Eeny meeny miny moe, I’ll steal your data then I’ll go! A recent study by the Ponemon Institute, reports that more than 50% of Small to Medium Businesses (SMBs), that’s every other business folks, were breached in the past year. The study was sponsored by password management provider Keeper Security and consisted of 600 IT leaders at businesses with between 100 and 1,000 employees. The study found the following:
- Confidence in SMB security is low, with 14% of the companies surveyed rating their ability to mitigate cyber-attacks as highly effective.
- 50% of respondents reported that they had data breaches involving customer and employee information in the last 12 months.
- Three out of four survey respondents reported that exploits have evaded their anti-virus solutions (social engineering?).
- 59% of respondents say they have no visibility into employees’ password practices and hygiene.
- 65% do not strictly enforce their documented password policies.
- Insufficient personnel, budget and technologies are cited as the primary reasons for low confidence in cybersecurity.

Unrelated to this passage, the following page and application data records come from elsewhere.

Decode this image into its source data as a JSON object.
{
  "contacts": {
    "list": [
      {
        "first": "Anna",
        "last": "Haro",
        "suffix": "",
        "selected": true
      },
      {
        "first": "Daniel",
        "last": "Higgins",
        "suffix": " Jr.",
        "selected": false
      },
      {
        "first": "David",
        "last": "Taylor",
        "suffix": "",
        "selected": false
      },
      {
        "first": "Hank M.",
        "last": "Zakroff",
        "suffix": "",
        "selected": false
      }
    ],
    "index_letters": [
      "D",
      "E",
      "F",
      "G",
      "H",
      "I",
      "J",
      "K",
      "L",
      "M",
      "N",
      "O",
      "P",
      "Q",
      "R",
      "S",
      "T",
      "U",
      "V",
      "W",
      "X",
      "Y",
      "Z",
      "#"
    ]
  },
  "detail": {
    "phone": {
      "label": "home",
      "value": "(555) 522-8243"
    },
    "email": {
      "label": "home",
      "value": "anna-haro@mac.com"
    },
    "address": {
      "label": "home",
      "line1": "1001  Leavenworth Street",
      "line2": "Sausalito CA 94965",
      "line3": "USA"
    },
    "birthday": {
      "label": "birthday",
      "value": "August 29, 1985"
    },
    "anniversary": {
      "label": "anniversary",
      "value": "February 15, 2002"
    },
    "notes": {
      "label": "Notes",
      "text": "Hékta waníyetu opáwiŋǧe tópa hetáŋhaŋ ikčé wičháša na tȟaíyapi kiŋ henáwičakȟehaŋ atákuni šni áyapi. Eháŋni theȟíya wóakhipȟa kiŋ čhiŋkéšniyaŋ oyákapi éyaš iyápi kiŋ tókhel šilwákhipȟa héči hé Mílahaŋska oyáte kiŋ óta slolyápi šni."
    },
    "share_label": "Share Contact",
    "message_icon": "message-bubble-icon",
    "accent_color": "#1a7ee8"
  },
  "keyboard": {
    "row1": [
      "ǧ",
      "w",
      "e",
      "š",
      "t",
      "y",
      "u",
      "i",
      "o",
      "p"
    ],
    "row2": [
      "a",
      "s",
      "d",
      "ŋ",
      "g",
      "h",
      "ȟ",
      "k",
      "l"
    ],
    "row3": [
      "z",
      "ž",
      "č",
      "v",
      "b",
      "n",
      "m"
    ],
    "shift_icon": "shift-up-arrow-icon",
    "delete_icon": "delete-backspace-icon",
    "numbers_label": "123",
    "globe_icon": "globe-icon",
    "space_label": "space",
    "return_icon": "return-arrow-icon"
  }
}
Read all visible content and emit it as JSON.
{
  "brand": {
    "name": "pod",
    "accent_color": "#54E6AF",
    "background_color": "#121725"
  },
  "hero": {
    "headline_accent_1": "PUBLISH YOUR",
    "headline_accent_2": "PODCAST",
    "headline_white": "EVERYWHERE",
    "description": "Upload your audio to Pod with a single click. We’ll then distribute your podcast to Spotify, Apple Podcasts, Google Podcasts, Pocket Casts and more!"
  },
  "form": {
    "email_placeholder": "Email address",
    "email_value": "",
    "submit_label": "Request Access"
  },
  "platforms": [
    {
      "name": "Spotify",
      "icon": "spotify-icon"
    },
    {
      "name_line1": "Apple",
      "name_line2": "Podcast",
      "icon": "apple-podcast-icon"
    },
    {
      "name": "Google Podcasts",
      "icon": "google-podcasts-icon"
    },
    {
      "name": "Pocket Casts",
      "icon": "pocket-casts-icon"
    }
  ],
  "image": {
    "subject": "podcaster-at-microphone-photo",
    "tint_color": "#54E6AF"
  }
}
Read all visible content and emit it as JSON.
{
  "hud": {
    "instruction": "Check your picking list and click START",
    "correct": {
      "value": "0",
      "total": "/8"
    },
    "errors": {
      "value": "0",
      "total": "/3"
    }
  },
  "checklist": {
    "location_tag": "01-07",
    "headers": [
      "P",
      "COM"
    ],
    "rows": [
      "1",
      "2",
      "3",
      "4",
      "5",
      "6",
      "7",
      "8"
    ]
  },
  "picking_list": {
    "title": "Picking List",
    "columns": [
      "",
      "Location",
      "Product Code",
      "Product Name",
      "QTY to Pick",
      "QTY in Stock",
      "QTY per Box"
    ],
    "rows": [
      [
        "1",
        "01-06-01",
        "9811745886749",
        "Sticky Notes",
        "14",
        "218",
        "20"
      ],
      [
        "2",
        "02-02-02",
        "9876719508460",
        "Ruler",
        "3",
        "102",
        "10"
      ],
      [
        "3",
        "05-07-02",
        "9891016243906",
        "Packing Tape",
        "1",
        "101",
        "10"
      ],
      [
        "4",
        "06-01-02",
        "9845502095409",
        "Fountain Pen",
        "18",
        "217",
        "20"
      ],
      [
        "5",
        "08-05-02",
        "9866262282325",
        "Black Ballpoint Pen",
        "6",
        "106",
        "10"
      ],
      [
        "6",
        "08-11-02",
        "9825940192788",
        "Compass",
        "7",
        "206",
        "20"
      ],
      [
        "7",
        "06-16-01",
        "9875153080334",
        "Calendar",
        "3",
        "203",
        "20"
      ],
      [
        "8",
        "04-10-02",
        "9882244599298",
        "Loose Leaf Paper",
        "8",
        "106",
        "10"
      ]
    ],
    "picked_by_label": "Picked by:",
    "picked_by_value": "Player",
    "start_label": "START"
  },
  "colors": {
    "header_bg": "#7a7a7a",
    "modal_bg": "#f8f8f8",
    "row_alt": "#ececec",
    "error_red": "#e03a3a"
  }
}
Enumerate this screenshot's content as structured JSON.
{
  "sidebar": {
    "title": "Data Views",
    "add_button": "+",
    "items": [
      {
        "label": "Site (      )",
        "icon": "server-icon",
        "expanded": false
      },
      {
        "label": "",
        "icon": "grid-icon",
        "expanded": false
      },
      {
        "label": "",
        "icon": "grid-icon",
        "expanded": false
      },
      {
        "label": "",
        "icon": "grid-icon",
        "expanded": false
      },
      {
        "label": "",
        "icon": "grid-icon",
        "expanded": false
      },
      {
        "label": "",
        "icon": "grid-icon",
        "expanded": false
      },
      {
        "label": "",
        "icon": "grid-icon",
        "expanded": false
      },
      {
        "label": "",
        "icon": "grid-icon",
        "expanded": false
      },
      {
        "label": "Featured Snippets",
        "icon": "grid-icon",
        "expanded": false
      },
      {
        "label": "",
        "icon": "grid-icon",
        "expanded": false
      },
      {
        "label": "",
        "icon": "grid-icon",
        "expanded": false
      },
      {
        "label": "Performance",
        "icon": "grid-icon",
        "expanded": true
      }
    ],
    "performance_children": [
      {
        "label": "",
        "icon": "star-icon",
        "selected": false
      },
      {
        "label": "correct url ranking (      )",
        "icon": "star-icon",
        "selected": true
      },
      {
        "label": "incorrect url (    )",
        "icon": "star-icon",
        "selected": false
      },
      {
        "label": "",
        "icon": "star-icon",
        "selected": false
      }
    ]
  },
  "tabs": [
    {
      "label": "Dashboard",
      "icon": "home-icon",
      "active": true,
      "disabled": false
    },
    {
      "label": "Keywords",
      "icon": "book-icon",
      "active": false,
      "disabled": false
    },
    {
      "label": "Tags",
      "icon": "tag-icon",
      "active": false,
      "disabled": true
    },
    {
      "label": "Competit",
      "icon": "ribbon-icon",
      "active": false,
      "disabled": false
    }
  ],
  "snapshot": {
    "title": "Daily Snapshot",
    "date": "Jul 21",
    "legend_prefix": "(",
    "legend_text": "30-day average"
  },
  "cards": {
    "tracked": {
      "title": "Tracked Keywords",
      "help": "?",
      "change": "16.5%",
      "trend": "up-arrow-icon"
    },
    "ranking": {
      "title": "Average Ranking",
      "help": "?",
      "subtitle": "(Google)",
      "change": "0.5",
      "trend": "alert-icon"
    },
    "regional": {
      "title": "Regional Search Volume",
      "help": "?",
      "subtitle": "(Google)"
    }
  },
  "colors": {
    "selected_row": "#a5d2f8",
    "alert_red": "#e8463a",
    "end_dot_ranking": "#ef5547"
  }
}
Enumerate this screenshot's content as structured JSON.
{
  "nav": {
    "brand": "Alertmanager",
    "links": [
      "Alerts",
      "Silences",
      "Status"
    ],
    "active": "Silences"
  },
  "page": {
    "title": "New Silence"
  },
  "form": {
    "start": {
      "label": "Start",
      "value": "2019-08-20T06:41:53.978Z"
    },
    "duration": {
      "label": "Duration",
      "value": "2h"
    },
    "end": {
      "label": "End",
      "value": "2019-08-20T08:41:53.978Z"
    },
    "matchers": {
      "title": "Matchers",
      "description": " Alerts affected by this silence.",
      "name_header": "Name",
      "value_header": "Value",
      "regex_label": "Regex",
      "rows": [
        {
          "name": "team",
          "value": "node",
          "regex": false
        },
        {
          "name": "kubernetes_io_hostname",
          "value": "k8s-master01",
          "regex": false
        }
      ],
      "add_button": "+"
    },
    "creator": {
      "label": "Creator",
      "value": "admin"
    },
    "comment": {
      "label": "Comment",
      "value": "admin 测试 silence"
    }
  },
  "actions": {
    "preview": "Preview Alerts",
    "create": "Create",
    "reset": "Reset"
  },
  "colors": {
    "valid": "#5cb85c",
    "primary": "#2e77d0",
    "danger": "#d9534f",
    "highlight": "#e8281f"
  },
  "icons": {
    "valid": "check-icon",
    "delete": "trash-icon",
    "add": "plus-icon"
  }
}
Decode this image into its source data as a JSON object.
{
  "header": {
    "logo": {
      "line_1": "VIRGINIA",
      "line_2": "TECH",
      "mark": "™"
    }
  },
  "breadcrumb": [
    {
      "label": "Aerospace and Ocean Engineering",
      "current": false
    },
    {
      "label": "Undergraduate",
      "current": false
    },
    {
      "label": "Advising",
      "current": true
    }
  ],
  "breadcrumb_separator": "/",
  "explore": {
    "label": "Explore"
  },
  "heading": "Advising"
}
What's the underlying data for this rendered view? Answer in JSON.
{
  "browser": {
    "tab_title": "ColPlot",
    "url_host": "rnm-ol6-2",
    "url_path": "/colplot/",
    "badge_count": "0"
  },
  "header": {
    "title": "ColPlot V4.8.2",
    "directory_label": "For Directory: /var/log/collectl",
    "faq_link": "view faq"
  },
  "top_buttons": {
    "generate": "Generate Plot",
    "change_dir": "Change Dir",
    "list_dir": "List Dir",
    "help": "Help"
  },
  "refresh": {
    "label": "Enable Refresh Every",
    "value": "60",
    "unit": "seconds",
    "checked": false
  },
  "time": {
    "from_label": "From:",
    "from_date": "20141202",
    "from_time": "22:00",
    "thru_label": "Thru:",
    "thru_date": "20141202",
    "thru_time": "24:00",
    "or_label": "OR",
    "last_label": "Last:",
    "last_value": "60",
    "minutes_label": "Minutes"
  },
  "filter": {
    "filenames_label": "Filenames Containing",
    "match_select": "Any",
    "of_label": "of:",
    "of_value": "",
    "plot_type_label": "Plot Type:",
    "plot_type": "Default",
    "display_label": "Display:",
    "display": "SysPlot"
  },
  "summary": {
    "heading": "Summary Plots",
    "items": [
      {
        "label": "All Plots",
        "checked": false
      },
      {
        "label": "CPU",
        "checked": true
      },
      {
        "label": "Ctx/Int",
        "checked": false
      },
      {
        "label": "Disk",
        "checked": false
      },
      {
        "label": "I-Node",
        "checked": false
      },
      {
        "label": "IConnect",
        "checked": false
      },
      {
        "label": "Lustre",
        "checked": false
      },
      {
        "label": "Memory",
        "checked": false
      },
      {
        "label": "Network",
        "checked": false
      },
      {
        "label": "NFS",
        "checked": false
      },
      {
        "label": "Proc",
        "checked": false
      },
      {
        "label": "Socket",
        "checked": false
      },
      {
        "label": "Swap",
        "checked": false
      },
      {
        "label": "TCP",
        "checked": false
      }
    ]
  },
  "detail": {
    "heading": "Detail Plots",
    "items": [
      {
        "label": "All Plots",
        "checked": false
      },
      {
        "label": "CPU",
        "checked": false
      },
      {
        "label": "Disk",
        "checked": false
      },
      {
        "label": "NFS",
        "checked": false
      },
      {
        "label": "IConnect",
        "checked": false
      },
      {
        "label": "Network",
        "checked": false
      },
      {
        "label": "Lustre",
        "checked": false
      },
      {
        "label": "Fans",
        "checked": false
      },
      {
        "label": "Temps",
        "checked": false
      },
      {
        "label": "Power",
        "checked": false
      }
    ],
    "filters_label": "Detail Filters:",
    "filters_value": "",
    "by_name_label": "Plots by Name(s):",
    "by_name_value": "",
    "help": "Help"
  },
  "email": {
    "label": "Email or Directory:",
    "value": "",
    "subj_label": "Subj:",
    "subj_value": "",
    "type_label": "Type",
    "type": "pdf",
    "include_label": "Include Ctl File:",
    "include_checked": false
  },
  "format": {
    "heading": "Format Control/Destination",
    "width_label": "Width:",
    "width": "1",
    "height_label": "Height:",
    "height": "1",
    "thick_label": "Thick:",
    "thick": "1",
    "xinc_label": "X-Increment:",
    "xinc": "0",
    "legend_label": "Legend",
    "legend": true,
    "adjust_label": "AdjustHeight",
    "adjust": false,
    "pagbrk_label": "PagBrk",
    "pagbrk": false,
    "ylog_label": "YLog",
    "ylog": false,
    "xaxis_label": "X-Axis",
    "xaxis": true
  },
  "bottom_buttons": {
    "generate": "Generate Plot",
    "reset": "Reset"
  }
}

The causes for most of the breaches were negligent employees and contractors, though for almost one third of the companies surveyed the root cause of their data breach was a mystery. What can we take away from this? Stress, re-stress and repeat more of the basics to our clients:
- Create and enforce a comprehensive employee decommissioning process so that credentials for former employees are disabled or removed as soon as the employee is no long with the firm.
- Limit access for employees and contractors to only what they need and no more. Stop handing out administrative rights left and right. Right?
- Set and enforce a comprehensive password policy that forces employees to change their passwords. If forced to change passwords on a regular basis, employees will be less likely to use their Facebook password as their employee password.
- Start and continually run a phishing awareness program. The program has to be sustainable and continuous in order to be effective.
- Separate company and guest wireless traffic. Allowing guest devices onto the one and only wireless network is an invitation to share digital diseases with someone’s personal phone.
More information on the Ponemon survey can be found here.